Meanwhile, elsewhere:

—ComiXology. One of the bigger stories out of San Diego Comic-Con this year was the announcement that comiXology has begun offering DRM-free downloads from certain publishers, including Image, Top Shelf, Zenescope, Thrillbent, Dynamite and, Monkeybrain. Matthew Bogart explains some of the positives of the new deal.

—Reviews & Commentary.
Rob Clough reviews Pascal Girard's Petty Theft, and Andrew White finds the narration in Bryan Lee O'Malley's Seconds clunky.

—Misc. Renee French is the guest on Make It Then Tell Everybody. You have less than a week left to subscribe to the Australian Minicomic of the Month Club. I continue to be a Grant Morrison skeptic, but the Mindless Ones come as close as anyone can to making excitement over his work contagious.


Celebrity Sightings

Today, we have Cynthia Rose's report from "Comics Unmasked: Art & Anarchy in the UK", Paul Gravett and John Harris Dunning's exhibition on British comics.
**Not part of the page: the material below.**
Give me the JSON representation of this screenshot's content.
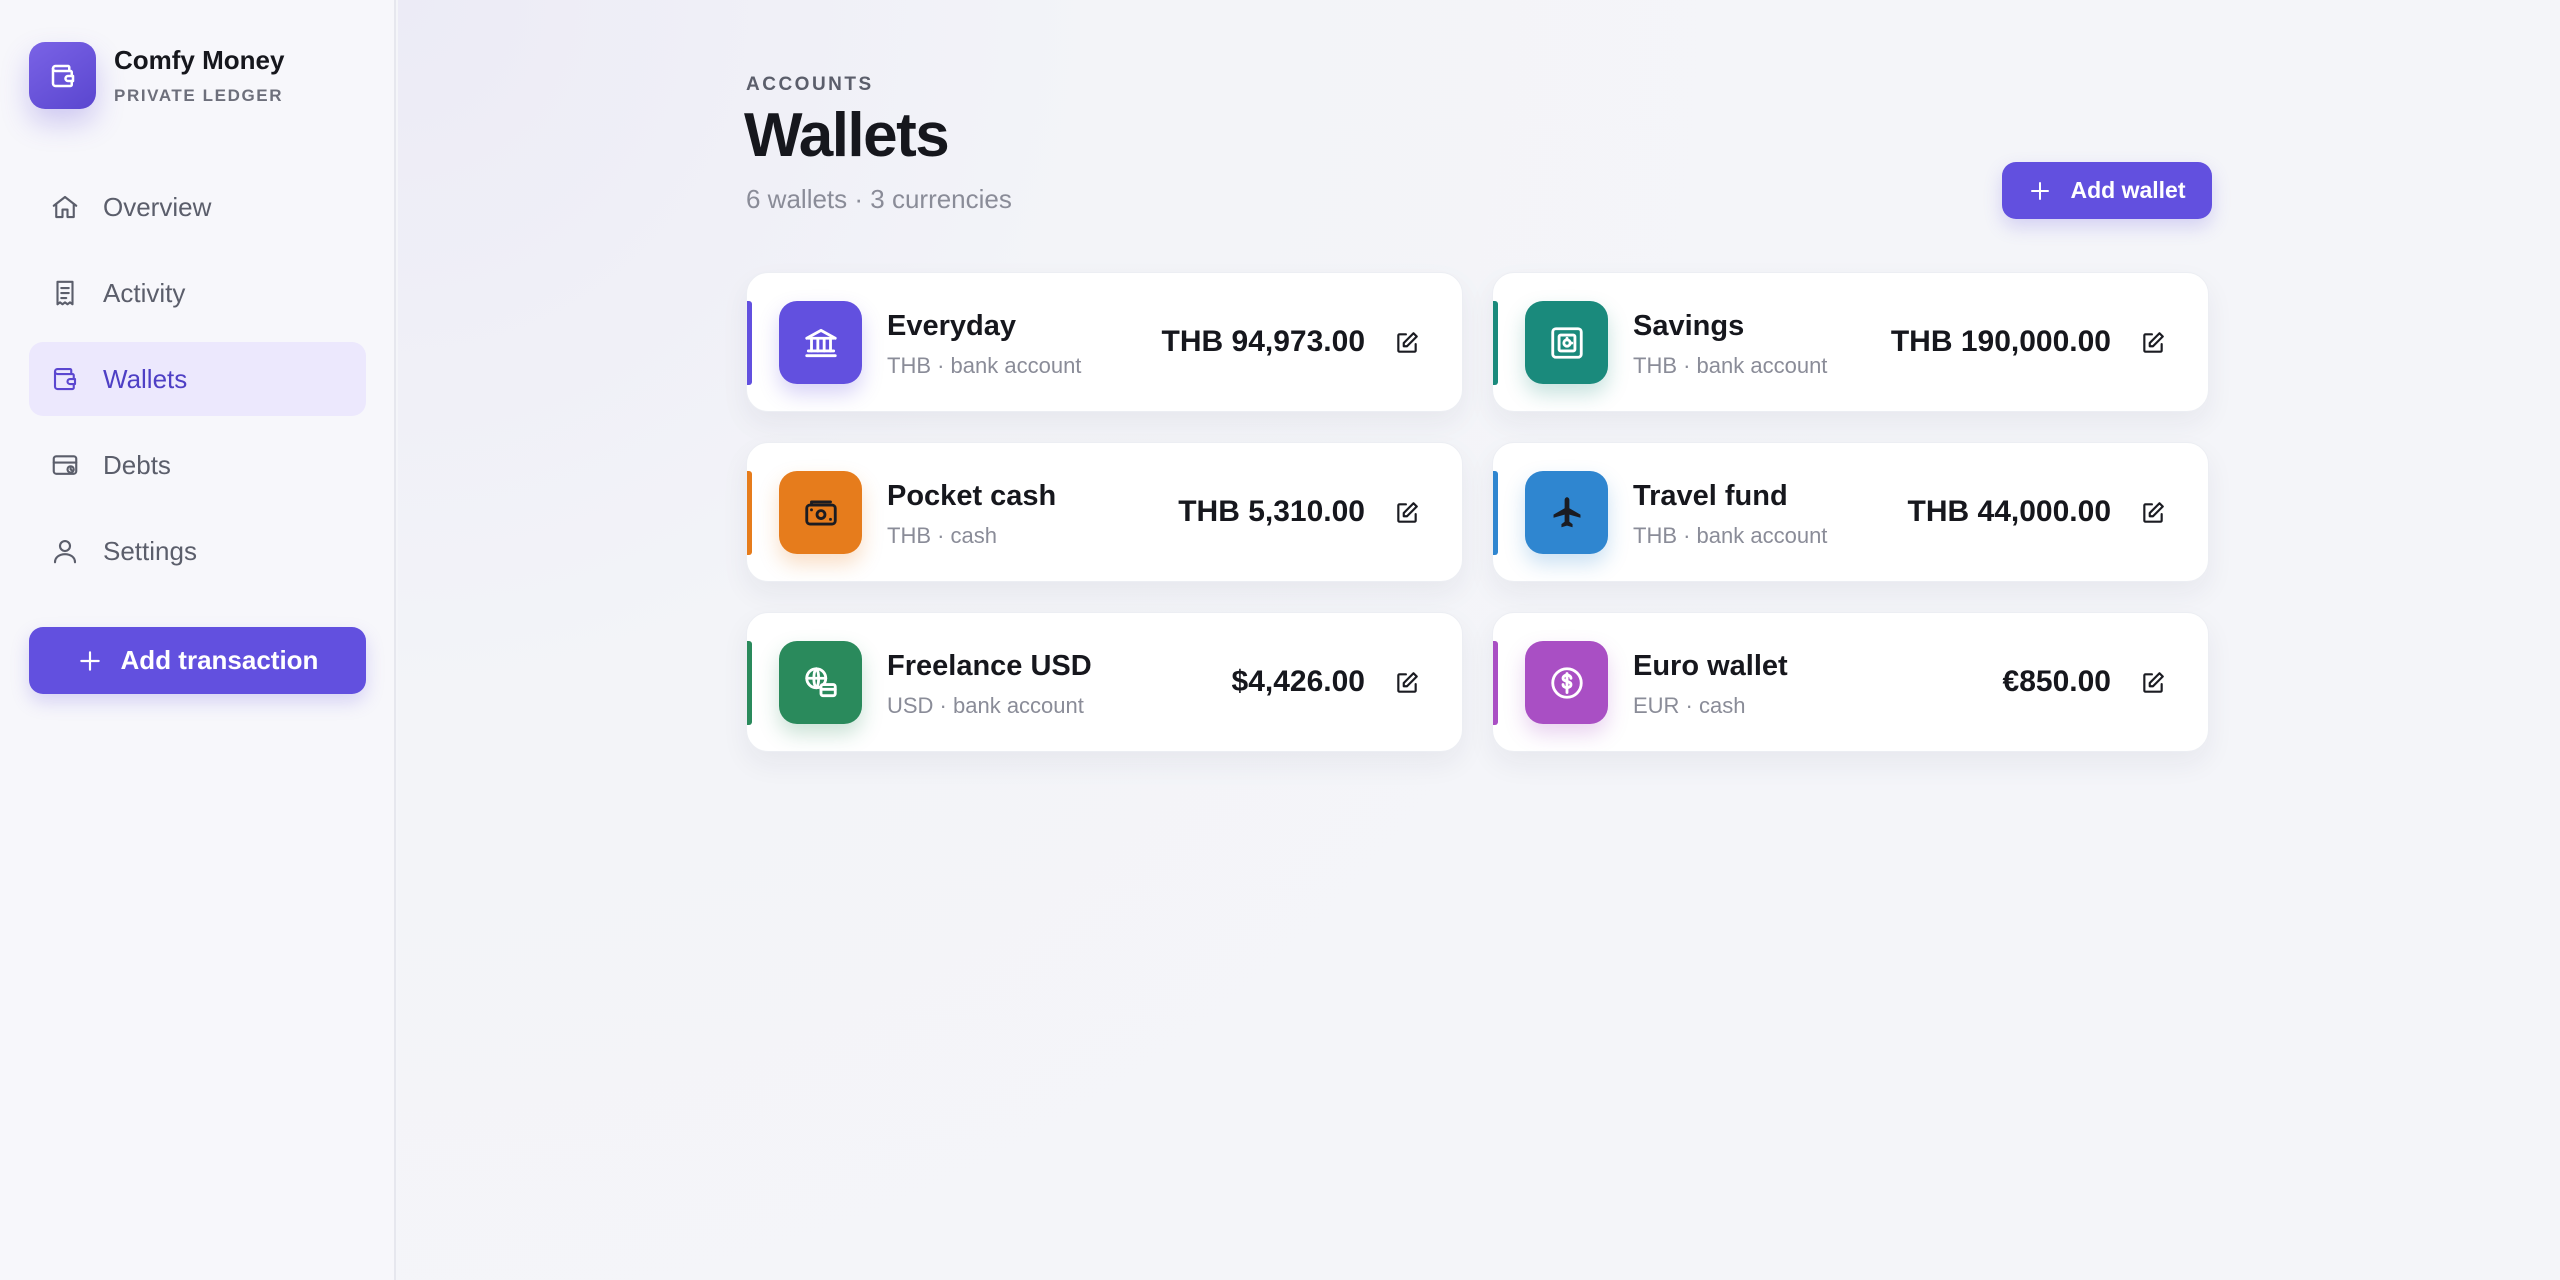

I believe they call this counter-programming. Here's a taste:

Britain was the home not only of Hogarth and Gillray, but also Punch and Judy, Charles Dickens and Cruikshank. In terms of narrative satire and storytelling, work by figures like these has profoundly shaped British perceptions. Maybe critic Thierry Smolderen is right that comics are all anarchic. But Comics Unmasked confirms that the British comics tradition, at least, has structural roots in rebellion.

From mischief-making in kiddie strips to chronic debunking of order and class; from satire about the opposite sex to mockeries of manners and style, the British definition of "anarchy" asks that its viewer question everything. This is illustrated over and over throughout the show – from The Magic Beano Book's Snitch and Snatch in '49 to Tank Girl in the '90s or 2010's Kick-Ass. But nowhere is it more intriguing than in the forgotten characters Gravett and Dunning have brought out of the UK's past.

Meanwhile, elsewhere:

—Eisner Awards. The winners were announced this weekend, and Rutu Modan took the top new graphic novel prize. Jaime and Gilbert Hernandez both won their first Eisners. On the other hand, The Oatmeal won best webcomic, so The Balance between Order and Chaos has been maintained.

—SDCC. It's harder to avoid San Diego coverage than it is to avoid it, so I'll keep links selective. I enjoyed Philip Nel's reports, and Abhay Khosla and Brian Nicholson independently raise some good questions about coverage from the more excitable members of the comics press.

—Reviews & Commentary.
Gary Panter honors Jesse Marsh. Jared Gardner pans Bryan Lee O'Malley's Seconds. Paul Buhle looks at World War 3 Illustrated: 1979-2014. And Rob Clough reviews Jacques Tardi's Goddamn This War!